Cold Pressed (CP) paper a good all round texture, provides some granulation and the paint doesn't dry too quickly. Probably the most popular surface and often used by beginners.

Rough (or extra rough paper). My favourite... harder to create lots of details and more unpredictable but good for expressive mark making, granulation and unexpected things happening on the paper. Allows for moving the paint around as drying time is longer ....the paint sits in the valleys of the paper so you can work with it for longer.

Surface is really a matter of personal preference and you need to choose a paper which best suits the way you paint and will best allow you to get the sort of look you want. For the style I have which is a looser interpretative way of painting rough paper is ideal and I now find it very difficult to paint on a smoother surface as hard edges are constantly appearing where I don't want them and they are much harder to get rid of than to create!

As for which product to use, different manufacturers produce different surfaces and all have good qualities and again this is personal preference. I use Bockingford extra rough 140lb or Saunders Waterford Rough 140lb for all my demos and workshops. For my own work I tend to use Saunders though though I will also use Bockingford as well. Both papers are produced by St Cuthbert's Mill in England and both have very good lifting properties. Bockingford is a excellent paper at a really good price point and Saunders though more expensive is a 100% cotton paper and less expensive than many of other papers of this type. The other plus point about these two papers is that they have a very similar surface on both sides.... some papers have different surfaces so a rough and smooth which is no good for me as I often work on both sides.

The one thing I would say is that paper is the most important thing for you to get right when you are painting. Inferior paper which is not designed for watercolour painting is a waste of money and using it for practice is false economy.  It will neither teach you how to paint on proper paper nor help you in your struggles to paint in watercolour. So you need at least 140lb with the texture of your choice and you need to do all your practicing on the same paper. Every paper needs getting used to, so while I know it can be expensive (I buy in bulk and I also use the backs of practice sheets, demos or failed painting), you need to learn how the particular paper handles the paint.  That is why practicing on poor paper is a waste of time... it might teach you how to paint on that particular paper but will not prepare you for the time you wish to paint on good paper. Good paper is a joy to work with and gives you a finish you simply won't get with inferior papers.

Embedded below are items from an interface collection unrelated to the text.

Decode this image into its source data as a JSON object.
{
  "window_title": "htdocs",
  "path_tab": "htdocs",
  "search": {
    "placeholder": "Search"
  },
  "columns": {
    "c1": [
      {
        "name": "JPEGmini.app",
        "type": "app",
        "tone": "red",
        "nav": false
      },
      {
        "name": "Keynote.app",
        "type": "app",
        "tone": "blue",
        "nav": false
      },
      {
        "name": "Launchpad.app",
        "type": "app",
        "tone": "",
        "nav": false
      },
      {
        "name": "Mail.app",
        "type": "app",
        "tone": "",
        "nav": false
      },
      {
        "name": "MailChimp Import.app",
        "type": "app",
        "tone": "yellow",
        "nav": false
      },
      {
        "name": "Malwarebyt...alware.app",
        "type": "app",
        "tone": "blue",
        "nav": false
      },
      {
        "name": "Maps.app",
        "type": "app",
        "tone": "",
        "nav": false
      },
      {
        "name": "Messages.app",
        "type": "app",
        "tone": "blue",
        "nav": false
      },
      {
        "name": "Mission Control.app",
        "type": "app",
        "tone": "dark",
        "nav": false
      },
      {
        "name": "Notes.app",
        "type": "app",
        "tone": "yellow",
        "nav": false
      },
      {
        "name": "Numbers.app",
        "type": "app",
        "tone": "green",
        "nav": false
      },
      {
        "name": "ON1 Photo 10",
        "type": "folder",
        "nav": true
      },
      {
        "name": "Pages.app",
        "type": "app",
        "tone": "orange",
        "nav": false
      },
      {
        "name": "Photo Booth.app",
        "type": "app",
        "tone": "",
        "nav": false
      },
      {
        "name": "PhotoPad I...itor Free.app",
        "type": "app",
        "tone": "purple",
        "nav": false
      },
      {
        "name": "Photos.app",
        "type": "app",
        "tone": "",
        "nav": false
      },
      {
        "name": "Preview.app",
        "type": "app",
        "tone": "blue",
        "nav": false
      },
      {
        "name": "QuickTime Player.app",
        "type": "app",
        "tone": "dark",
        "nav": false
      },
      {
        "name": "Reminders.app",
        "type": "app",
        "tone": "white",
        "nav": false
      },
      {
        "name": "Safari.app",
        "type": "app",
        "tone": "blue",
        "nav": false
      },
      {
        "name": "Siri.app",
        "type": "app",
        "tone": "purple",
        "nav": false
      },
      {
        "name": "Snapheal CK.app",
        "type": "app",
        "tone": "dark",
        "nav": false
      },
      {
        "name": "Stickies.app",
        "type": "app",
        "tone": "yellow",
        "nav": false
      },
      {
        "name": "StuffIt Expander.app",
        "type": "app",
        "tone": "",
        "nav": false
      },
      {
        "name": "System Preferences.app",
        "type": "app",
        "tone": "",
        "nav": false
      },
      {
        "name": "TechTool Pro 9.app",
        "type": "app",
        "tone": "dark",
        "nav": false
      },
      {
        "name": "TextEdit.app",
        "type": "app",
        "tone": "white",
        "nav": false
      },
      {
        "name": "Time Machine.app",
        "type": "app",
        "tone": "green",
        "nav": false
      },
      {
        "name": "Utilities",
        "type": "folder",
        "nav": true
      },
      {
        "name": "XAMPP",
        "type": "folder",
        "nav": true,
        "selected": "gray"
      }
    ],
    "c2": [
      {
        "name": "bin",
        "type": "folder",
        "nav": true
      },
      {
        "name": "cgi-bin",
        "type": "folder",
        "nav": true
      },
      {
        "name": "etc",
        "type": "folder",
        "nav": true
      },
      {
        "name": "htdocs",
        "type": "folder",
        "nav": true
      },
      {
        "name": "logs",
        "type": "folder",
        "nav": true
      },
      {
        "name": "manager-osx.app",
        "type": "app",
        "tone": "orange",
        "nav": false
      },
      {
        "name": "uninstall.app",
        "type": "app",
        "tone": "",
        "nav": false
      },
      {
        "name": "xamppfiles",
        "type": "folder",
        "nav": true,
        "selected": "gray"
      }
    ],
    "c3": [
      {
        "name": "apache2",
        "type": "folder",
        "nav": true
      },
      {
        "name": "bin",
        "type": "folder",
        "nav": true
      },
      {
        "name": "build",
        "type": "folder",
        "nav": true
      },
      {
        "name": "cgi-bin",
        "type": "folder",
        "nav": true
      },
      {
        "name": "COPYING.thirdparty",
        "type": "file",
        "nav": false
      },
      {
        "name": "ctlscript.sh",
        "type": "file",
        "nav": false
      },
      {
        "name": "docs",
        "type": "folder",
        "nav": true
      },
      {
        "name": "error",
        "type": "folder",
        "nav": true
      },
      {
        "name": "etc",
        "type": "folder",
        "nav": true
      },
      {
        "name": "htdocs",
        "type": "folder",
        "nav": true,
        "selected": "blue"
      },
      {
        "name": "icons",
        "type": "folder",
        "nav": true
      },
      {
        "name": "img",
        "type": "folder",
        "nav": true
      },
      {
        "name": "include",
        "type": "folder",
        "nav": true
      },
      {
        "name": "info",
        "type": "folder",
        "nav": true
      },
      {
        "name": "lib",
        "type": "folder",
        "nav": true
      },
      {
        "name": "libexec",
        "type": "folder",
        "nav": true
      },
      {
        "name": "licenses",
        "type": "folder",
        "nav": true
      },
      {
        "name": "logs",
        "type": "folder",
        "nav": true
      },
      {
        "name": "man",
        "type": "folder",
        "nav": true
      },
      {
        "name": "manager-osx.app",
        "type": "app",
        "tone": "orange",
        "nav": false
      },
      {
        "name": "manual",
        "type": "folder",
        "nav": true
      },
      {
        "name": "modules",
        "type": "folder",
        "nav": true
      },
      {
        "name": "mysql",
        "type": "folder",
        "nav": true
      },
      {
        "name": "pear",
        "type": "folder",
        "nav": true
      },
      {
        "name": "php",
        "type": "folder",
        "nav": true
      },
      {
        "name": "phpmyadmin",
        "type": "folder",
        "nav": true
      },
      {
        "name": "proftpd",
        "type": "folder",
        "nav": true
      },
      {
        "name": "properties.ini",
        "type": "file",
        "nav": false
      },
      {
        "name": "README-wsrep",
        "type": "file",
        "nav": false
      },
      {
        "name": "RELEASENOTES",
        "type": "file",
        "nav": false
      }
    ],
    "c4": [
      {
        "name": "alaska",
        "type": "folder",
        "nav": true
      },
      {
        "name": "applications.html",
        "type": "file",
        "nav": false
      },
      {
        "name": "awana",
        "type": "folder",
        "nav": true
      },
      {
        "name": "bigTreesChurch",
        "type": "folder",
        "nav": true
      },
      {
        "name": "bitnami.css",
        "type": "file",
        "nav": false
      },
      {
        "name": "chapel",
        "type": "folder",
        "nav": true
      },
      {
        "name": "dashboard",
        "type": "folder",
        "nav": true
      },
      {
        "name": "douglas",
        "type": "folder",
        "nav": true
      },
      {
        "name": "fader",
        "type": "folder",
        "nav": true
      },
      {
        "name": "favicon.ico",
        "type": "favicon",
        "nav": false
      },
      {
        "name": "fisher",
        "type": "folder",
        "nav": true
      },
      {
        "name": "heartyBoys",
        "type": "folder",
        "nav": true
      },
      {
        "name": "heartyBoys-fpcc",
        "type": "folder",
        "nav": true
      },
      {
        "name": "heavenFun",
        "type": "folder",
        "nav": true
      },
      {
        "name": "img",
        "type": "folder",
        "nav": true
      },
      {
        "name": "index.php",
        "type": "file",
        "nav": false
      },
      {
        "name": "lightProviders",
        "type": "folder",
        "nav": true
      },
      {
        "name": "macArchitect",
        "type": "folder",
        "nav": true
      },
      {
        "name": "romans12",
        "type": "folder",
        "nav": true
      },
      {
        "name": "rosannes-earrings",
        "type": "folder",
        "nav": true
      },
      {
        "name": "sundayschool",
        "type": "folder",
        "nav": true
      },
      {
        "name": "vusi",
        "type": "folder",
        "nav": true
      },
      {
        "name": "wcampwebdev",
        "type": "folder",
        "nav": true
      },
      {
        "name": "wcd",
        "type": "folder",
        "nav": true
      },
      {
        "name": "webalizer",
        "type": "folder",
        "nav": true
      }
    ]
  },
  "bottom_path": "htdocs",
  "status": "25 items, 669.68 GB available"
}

To conclude, this is my point of view only and  I must add that not all (though most) artists agree with the view that paper is the single most important component,  some choose brushes and others, artists quality paint. However this is the opinion which I have formed from seeing what happens when not only I, but also my students use cartridge paper, and other cheap papers which are not fit for purpose (one reason I don't tend to buy sketch books for painting and make my own (generally using full imperial sheets of Bockingford), watercolour painting can be enough of a struggle without having to fight the paper too!!

Some places sell trial packs usually quarter imperial size with a selection of papers with different textures and makes for you to try. These are a really good idea as you can then decide which suits you best. Some manufacturers will also send out free trial packs with a selection of their own brand (St Cuthbert's Mill will do this).  Admittedly the paper size is only small but again it will give you an idea of what to buy.

I hope that takes away some of the mystery over choosing the right paper and I will add my thoughts on paint and brushes at a later date....any questions, please ask in the comments below, thanks